“If you want to visit Mary’s grave,” the woman added, “she’s buried in Resurrection Cemetery.”

Vince never returned to the Oh Henry Ballroom. Or to Resurrection Cemetery. (He had never learned Mary’s last name, so he could not have located her tombstone.) In fact, he was so shaken by having danced with a ghost that he never set foot in a dance hall again. But Resurrection Mary, as the girl’s ghost came to be known, continued to haunt Archer Avenue. When the big-band era ended, after the war, Mary rested quietly in her grave, because the music she had hoped to dance to on her final night among the living was no longer heard at the Oh Henry. But in the 1970s, her ghost rose again.

Mary’s family, not being wealthy, had buried her in a “term grave,” a rented plot that only held remains for a quarter century. By the time the term expired, all of Mary’s loved ones had joined her in the cemetery, leaving no one alive to renew it. During a renovation, Mary’s coffin was removed to an unmarked grave in a remote corner of the cemetery. One night, a suburban police officer received a report of a woman in a white dress walking through the grounds of Resurrection Cemetery. When he arrived at the gates, he found two bars pried apart, with scorch marks where a pair of hands would have gripped them. The following year, a couple driving down Archer Avenue saw a girl, wearing the same white dress, lying in the street. The man at the wheel swerved to avoid her, but she disappeared before his tires could make contact. In the 1990s, the owner of Chet’s Melody Lounge was pulling out of the driveway when he saw a man running up the road, waving desperately.

“I need to use your phone,” the man said, in a stricken voice. “I hit a woman back there, but I can’t find her body.”

“Was she a blond woman in a white dress?” the owner asked.

“How did you know?”

“That was Resurrection Mary. Don’t worry, you didn’t hit anyone; you saw a ghost.”

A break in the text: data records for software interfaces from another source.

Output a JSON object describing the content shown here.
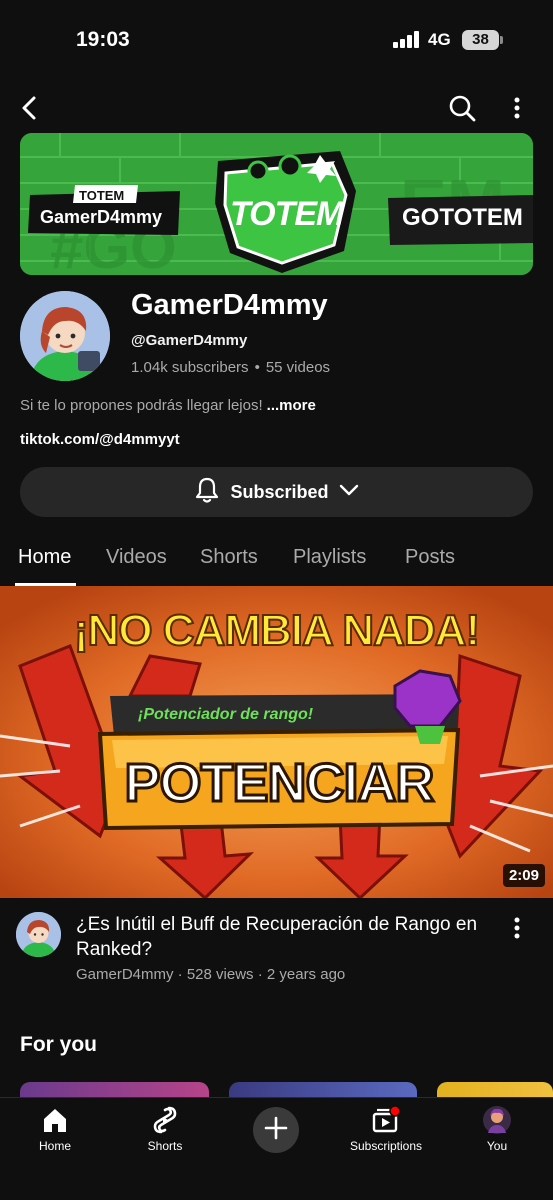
{
  "status_bar": {
    "time": "19:03",
    "network": "4G",
    "battery": "38"
  },
  "banner": {
    "totem_tag": "TOTEM",
    "name_tag": "GamerD4mmy",
    "logo_text": "TOTEM",
    "right_text": "GOTOTEM"
  },
  "channel": {
    "name": "GamerD4mmy",
    "handle": "@GamerD4mmy",
    "subscribers": "1.04k subscribers",
    "videos": "55 videos",
    "description": "Si te lo propones podrás llegar lejos!",
    "more_label": "...more",
    "link": "tiktok.com/@d4mmyyt",
    "subscribe_label": "Subscribed"
  },
  "tabs": [
    {
      "label": "Home"
    },
    {
      "label": "Videos"
    },
    {
      "label": "Shorts"
    },
    {
      "label": "Playlists"
    },
    {
      "label": "Posts"
    }
  ],
  "featured_video": {
    "thumb_headline": "¡NO CAMBIA NADA!",
    "thumb_sublabel": "¡Potenciador de rango!",
    "thumb_button": "POTENCIAR",
    "duration": "2:09",
    "title": "¿Es Inútil el Buff de Recuperación de Rango en Ranked?",
    "meta": "GamerD4mmy · 528 views · 2 years ago"
  },
  "sections": {
    "for_you": "For you"
  },
  "bottom_nav": [
    {
      "label": "Home",
      "icon": "home-icon"
    },
    {
      "label": "Shorts",
      "icon": "shorts-icon"
    },
    {
      "label": "",
      "icon": "plus-icon"
    },
    {
      "label": "Subscriptions",
      "icon": "subscriptions-icon"
    },
    {
      "label": "You",
      "icon": "profile-avatar"
    }
  ],
  "colors": {
    "background": "#0f0f0f",
    "banner_green": "#35a43a",
    "thumb_orange": "#d95f1e",
    "notification_red": "#ff0000"
  }
}
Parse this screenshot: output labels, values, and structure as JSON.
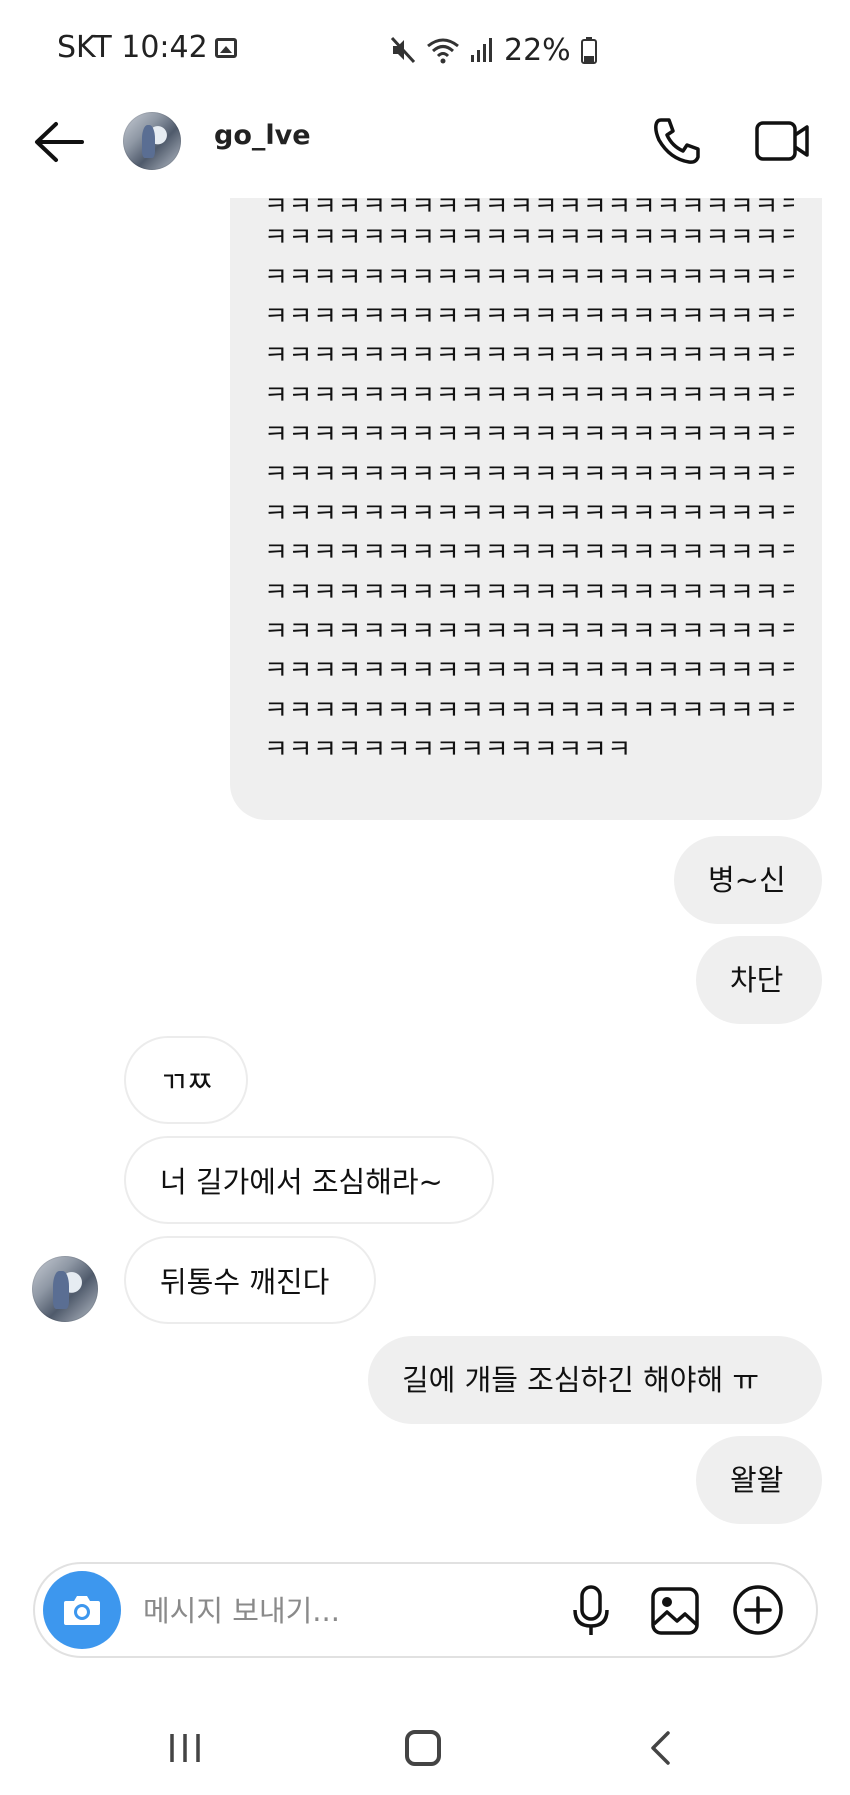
{
  "status_bar": {
    "carrier_time": "SKT 10:42",
    "battery": "22%",
    "icons": [
      "gallery-icon",
      "mute-icon",
      "wifi-icon",
      "signal-icon",
      "battery-icon"
    ]
  },
  "header": {
    "username": "go_lve",
    "icons": [
      "back-arrow-icon",
      "avatar",
      "phone-icon",
      "video-camera-icon"
    ]
  },
  "messages": {
    "long_message_lines": [
      "ㅋㅋㅋㅋㅋㅋㅋㅋㅋㅋㅋㅋㅋㅋㅋㅋㅋㅋㅋㅋㅋㅋㅋㅋㅋㅋㅋㅋ",
      "ㅋㅋㅋㅋㅋㅋㅋㅋㅋㅋㅋㅋㅋㅋㅋㅋㅋㅋㅋㅋㅋㅋㅋㅋㅋㅋㅋㅋ",
      "ㅋㅋㅋㅋㅋㅋㅋㅋㅋㅋㅋㅋㅋㅋㅋㅋㅋㅋㅋㅋㅋㅋㅋㅋㅋㅋㅋㅋ",
      "ㅋㅋㅋㅋㅋㅋㅋㅋㅋㅋㅋㅋㅋㅋㅋㅋㅋㅋㅋㅋㅋㅋㅋㅋㅋㅋㅋㅋ",
      "ㅋㅋㅋㅋㅋㅋㅋㅋㅋㅋㅋㅋㅋㅋㅋㅋㅋㅋㅋㅋㅋㅋㅋㅋㅋㅋㅋㅋ",
      "ㅋㅋㅋㅋㅋㅋㅋㅋㅋㅋㅋㅋㅋㅋㅋㅋㅋㅋㅋㅋㅋㅋㅋㅋㅋㅋㅋㅋ",
      "ㅋㅋㅋㅋㅋㅋㅋㅋㅋㅋㅋㅋㅋㅋㅋㅋㅋㅋㅋㅋㅋㅋㅋㅋㅋㅋㅋㅋ",
      "ㅋㅋㅋㅋㅋㅋㅋㅋㅋㅋㅋㅋㅋㅋㅋㅋㅋㅋㅋㅋㅋㅋㅋㅋㅋㅋㅋㅋ",
      "ㅋㅋㅋㅋㅋㅋㅋㅋㅋㅋㅋㅋㅋㅋㅋㅋㅋㅋㅋㅋㅋㅋㅋㅋㅋㅋㅋㅋ",
      "ㅋㅋㅋㅋㅋㅋㅋㅋㅋㅋㅋㅋㅋㅋㅋㅋㅋㅋㅋㅋㅋㅋㅋㅋㅋㅋㅋㅋ",
      "ㅋㅋㅋㅋㅋㅋㅋㅋㅋㅋㅋㅋㅋㅋㅋㅋㅋㅋㅋㅋㅋㅋㅋㅋㅋㅋㅋㅋ",
      "ㅋㅋㅋㅋㅋㅋㅋㅋㅋㅋㅋㅋㅋㅋㅋㅋㅋㅋㅋㅋㅋㅋㅋㅋㅋㅋㅋㅋ",
      "ㅋㅋㅋㅋㅋㅋㅋㅋㅋㅋㅋㅋㅋㅋㅋㅋㅋㅋㅋㅋㅋㅋㅋㅋㅋㅋㅋㅋ",
      "ㅋㅋㅋㅋㅋㅋㅋㅋㅋㅋㅋㅋㅋㅋㅋㅋㅋㅋㅋㅋㅋㅋㅋㅋㅋㅋㅋㅋ",
      "ㅋㅋㅋㅋㅋㅋㅋㅋㅋㅋㅋㅋㅋㅋㅋ"
    ],
    "m1": "병~신",
    "m2": "차단",
    "m3": "ㄲㅉ",
    "m4": "너 길가에서 조심해라~",
    "m5": "뒤통수 깨진다",
    "m6": "길에 개들 조심하긴 해야해 ㅠ",
    "m7": "왈왈"
  },
  "composer": {
    "placeholder": "메시지 보내기...",
    "value": "",
    "icons": [
      "camera-icon",
      "microphone-icon",
      "image-icon",
      "plus-circle-icon"
    ],
    "camera_color": "#3d97ee"
  },
  "nav_bar": {
    "icons": [
      "recent-apps-icon",
      "home-icon",
      "back-icon"
    ]
  }
}
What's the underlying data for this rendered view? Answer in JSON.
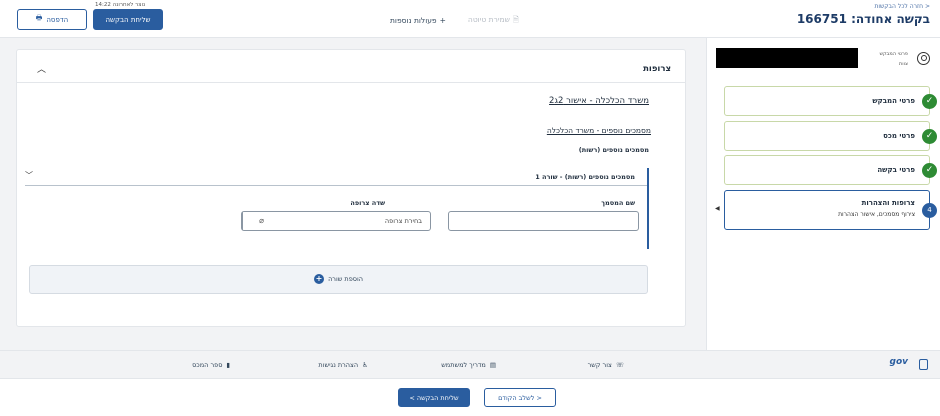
{
  "header": {
    "breadcrumb": "< חזרה לכל הבקשות",
    "title": "בקשה אחודה: 166751",
    "more_actions": "פעולות נוספות",
    "save_draft": "שמירת טיוטה",
    "print": "הדפסה",
    "send_request": "שליחת הבקשה",
    "request_number_note": "נוצר לאחרונה 14:22"
  },
  "sidebar": {
    "user_label_1": "פרטי המבקש",
    "user_label_2": "צוות",
    "steps": [
      {
        "label": "פרטי המבקש",
        "status": "done"
      },
      {
        "label": "פרטי מכס",
        "status": "done"
      },
      {
        "label": "פרטי בקשה",
        "status": "done"
      },
      {
        "label": "צרופות והצהרות",
        "sub": "צירוף מסמכים, אישור הצהרות",
        "number": "4",
        "status": "active"
      }
    ]
  },
  "card": {
    "title": "צרופות",
    "section_title": "משרד הכלכלה - אישור 2ג2",
    "subsection_title": "מסמכים נוספים - משרד הכלכלה",
    "subsub_title": "מסמכים נוספים (רשות)",
    "row_title": "מסמכים נוספים (רשות) - שורה 1",
    "label_docname": "שם המסמך",
    "label_attach": "שדה צרופה",
    "attach_placeholder": "בחירת צרופה",
    "add_row": "הוספת שורה"
  },
  "footer": {
    "contact": "צור קשר",
    "user_guide": "מדריך למשתמש",
    "accessibility": "הצהרת נגישות",
    "customs_book": "ספר המכס",
    "gov": "gov"
  },
  "nav": {
    "prev": "< לשלב הקודם",
    "send": "שליחת הבקשה >"
  },
  "colors": {
    "primary": "#2a5d9f",
    "success": "#2e8b34"
  }
}
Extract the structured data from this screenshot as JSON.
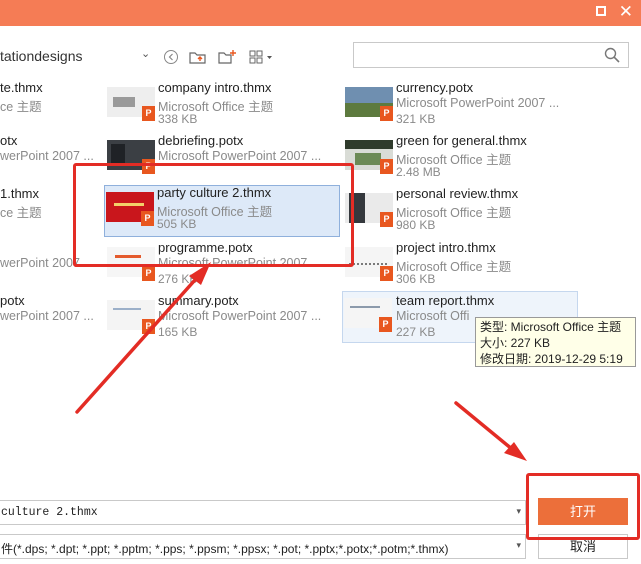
{
  "window": {
    "maximize_icon": "maximize-icon",
    "close_icon": "close-icon"
  },
  "toolbar": {
    "path": "tationdesigns",
    "back_icon": "back-icon",
    "up_folder_icon": "up-folder-icon",
    "new_folder_icon": "new-folder-icon",
    "view_mode_icon": "view-mode-icon",
    "search_placeholder": ""
  },
  "files": [
    {
      "name": "te.thmx",
      "type": "ce 主题",
      "size": "",
      "thumb": "none"
    },
    {
      "name": "otx",
      "type": "werPoint 2007 ...",
      "size": "",
      "thumb": "none"
    },
    {
      "name": "1.thmx",
      "type": "ce 主题",
      "size": "",
      "thumb": "none"
    },
    {
      "name": "",
      "type": "werPoint 2007 ...",
      "size": "",
      "thumb": "none"
    },
    {
      "name": "potx",
      "type": "werPoint 2007 ...",
      "size": "",
      "thumb": "none"
    },
    {
      "name": "company intro.thmx",
      "type": "Microsoft Office 主题",
      "size": "338 KB",
      "thumb": "gray"
    },
    {
      "name": "debriefing.potx",
      "type": "Microsoft PowerPoint 2007 ...",
      "size": "",
      "thumb": "dark"
    },
    {
      "name": "party culture 2.thmx",
      "type": "Microsoft Office 主题",
      "size": "505 KB",
      "thumb": "red"
    },
    {
      "name": "programme.potx",
      "type": "Microsoft PowerPoint 2007 ...",
      "size": "276 KB",
      "thumb": "light"
    },
    {
      "name": "summary.potx",
      "type": "Microsoft PowerPoint 2007 ...",
      "size": "165 KB",
      "thumb": "light"
    },
    {
      "name": "currency.potx",
      "type": "Microsoft PowerPoint 2007 ...",
      "size": "321 KB",
      "thumb": "photo"
    },
    {
      "name": "green for general.thmx",
      "type": "Microsoft Office 主题",
      "size": "2.48 MB",
      "thumb": "green"
    },
    {
      "name": "personal review.thmx",
      "type": "Microsoft Office 主题",
      "size": "980 KB",
      "thumb": "dark"
    },
    {
      "name": "project intro.thmx",
      "type": "Microsoft Office 主题",
      "size": "306 KB",
      "thumb": "light"
    },
    {
      "name": "team report.thmx",
      "type": "Microsoft Offi",
      "size": "227 KB",
      "thumb": "light"
    }
  ],
  "tooltip": {
    "type_line": "类型: Microsoft Office 主题",
    "size_line": "大小: 227 KB",
    "date_line": "修改日期: 2019-12-29 5:19"
  },
  "bottom": {
    "filename_value": "culture 2.thmx",
    "filter_value": "件(*.dps; *.dpt; *.ppt; *.pptm; *.pps; *.ppsm; *.ppsx; *.pot; *.pptx;*.potx;*.potm;*.thmx)",
    "open_label": "打开",
    "cancel_label": "取消"
  },
  "colors": {
    "title_bar": "#f57c55",
    "accent_button": "#ec6f3a",
    "annotation_red": "#e32c25",
    "selection": "#dde9f8"
  }
}
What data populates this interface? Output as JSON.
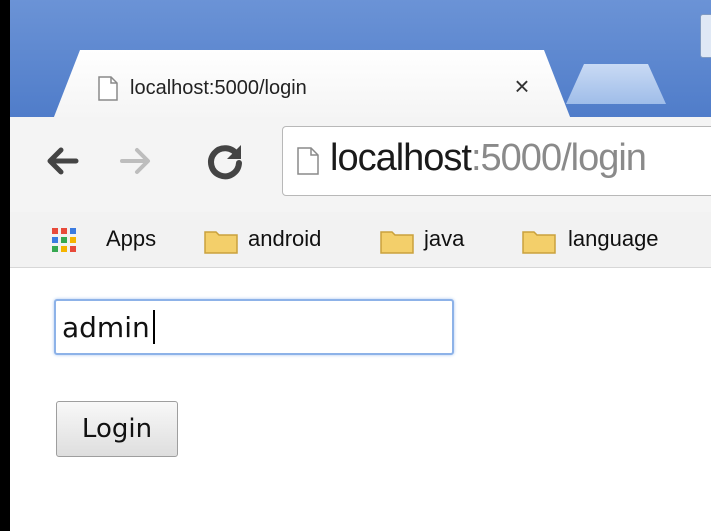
{
  "tab": {
    "title": "localhost:5000/login",
    "close_glyph": "×",
    "page_icon": "page-icon",
    "close_icon": "close-icon"
  },
  "toolbar": {
    "back_icon": "arrow-left-icon",
    "forward_icon": "arrow-right-icon",
    "reload_icon": "reload-icon",
    "address_host": "localhost",
    "address_path": ":5000/login"
  },
  "bookmarks": {
    "items": [
      {
        "label": "Apps",
        "icon": "apps-grid-icon"
      },
      {
        "label": "android",
        "icon": "folder-icon"
      },
      {
        "label": "java",
        "icon": "folder-icon"
      },
      {
        "label": "language",
        "icon": "folder-icon"
      }
    ]
  },
  "form": {
    "username_value": "admin",
    "login_label": "Login"
  },
  "colors": {
    "tabstrip": "#5a86cf",
    "focus_ring": "#8db2e8",
    "folder": "#f3cf6a"
  }
}
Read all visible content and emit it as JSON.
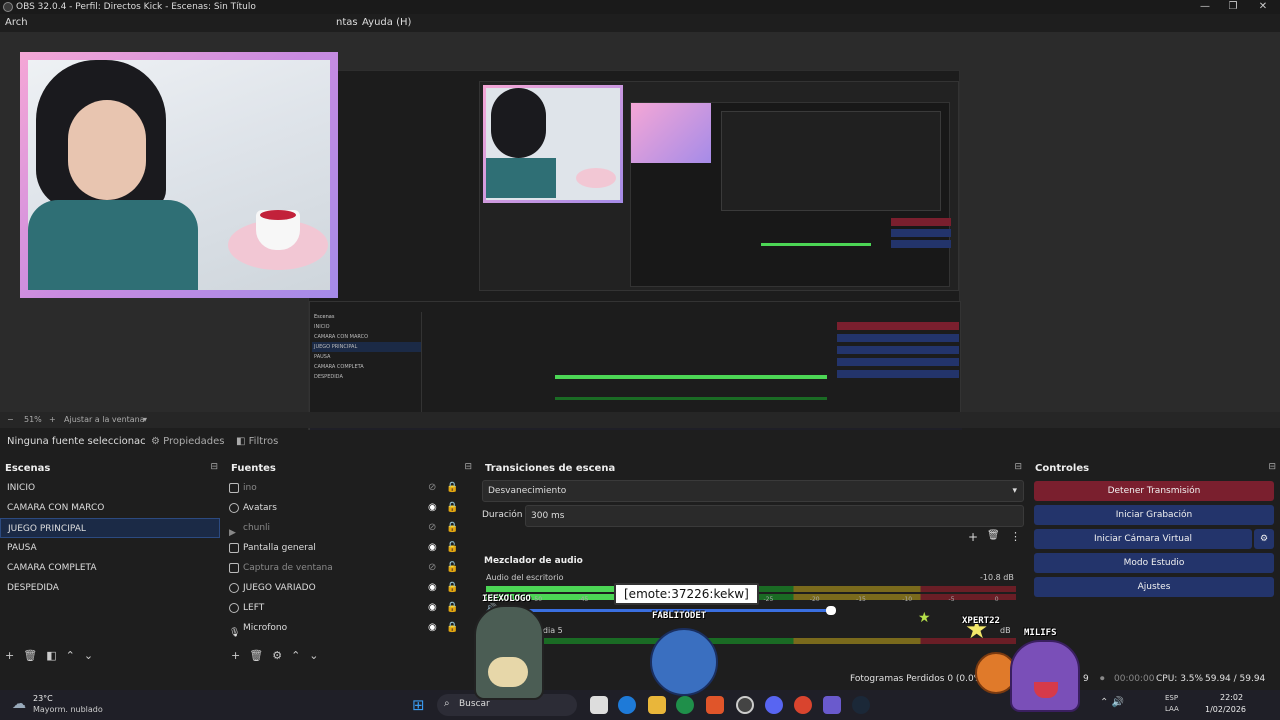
{
  "window": {
    "title": "OBS 32.0.4 - Perfil: Directos Kick - Escenas: Sin Título",
    "controls": [
      "—",
      "❐",
      "✕"
    ]
  },
  "menu": {
    "items": [
      "Arch",
      "ntas",
      "Ayuda (H)"
    ]
  },
  "zoom": {
    "level": "51%",
    "fit_label": "Ajustar a la ventana"
  },
  "source_bar": {
    "none_selected": "Ninguna fuente seleccionac",
    "properties": "Propiedades",
    "filters": "Filtros"
  },
  "scenes": {
    "title": "Escenas",
    "items": [
      "INICIO",
      "CAMARA CON MARCO",
      "JUEGO PRINCIPAL",
      "PAUSA",
      "CAMARA COMPLETA",
      "DESPEDIDA"
    ],
    "selected_index": 2
  },
  "sources": {
    "title": "Fuentes",
    "items": [
      {
        "label": "ino",
        "visible": false
      },
      {
        "label": "Avatars",
        "visible": true
      },
      {
        "label": "chunli",
        "visible": false
      },
      {
        "label": "Pantalla general",
        "visible": true
      },
      {
        "label": "Captura de ventana",
        "visible": false
      },
      {
        "label": "JUEGO VARIADO",
        "visible": true
      },
      {
        "label": "LEFT",
        "visible": true
      },
      {
        "label": "Microfono",
        "visible": true
      }
    ]
  },
  "transitions": {
    "title": "Transiciones de escena",
    "selected": "Desvanecimiento",
    "duration_label": "Duración",
    "duration_value": "300 ms"
  },
  "mixer": {
    "title": "Mezclador de audio",
    "channels": [
      {
        "name": "Audio del escritorio",
        "db": "-10.8 dB",
        "level": 0.26
      },
      {
        "name": "edia 5",
        "db": "dB",
        "level": 0.0
      }
    ],
    "scale": [
      "-55",
      "-50",
      "-45",
      "-40",
      "-35",
      "-30",
      "-25",
      "-20",
      "-15",
      "-10",
      "-5",
      "0"
    ]
  },
  "controls": {
    "title": "Controles",
    "stop_stream": "Detener Transmisión",
    "start_recording": "Iniciar Grabación",
    "start_virtual_cam": "Iniciar Cámara Virtual",
    "studio_mode": "Modo Estudio",
    "settings": "Ajustes"
  },
  "status": {
    "dropped_frames": "Fotogramas Perdidos 0 (0.0%)",
    "time": "00:00:00",
    "cpu": "CPU: 3.5%",
    "fps": "59.94 / 59.94 FPS",
    "left_num": "9"
  },
  "overlay": {
    "emote_tooltip": "[emote:37226:kekw]",
    "chat_names": [
      "IEEXOLOGO",
      "FABLITODET",
      "XPERT22",
      "MILIFS"
    ]
  },
  "taskbar": {
    "weather_temp": "23°C",
    "weather_desc": "Mayorm. nublado",
    "search": "Buscar",
    "lang": "ESP",
    "lang2": "LAA",
    "clock_time": "22:02",
    "clock_date": "1/02/2026"
  },
  "colors": {
    "stop_stream_bg": "#7a1f2e",
    "button_blue": "#23346b",
    "selected_scene": "#1b2a46",
    "cam_frame": "#c98be0"
  }
}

Despite these reappearances on Archer Avenue, Mary has yet to drink her Bloody Mary at Chet’s. When a ghost is roaming your neighborhood, though, you have to be ready to soothe her restless spirit.   v

Excerpted with permission from Folktales and Legends of the Middle West by Edward McClelland (Belt Publishing, 2018). Illustration by David Wilson.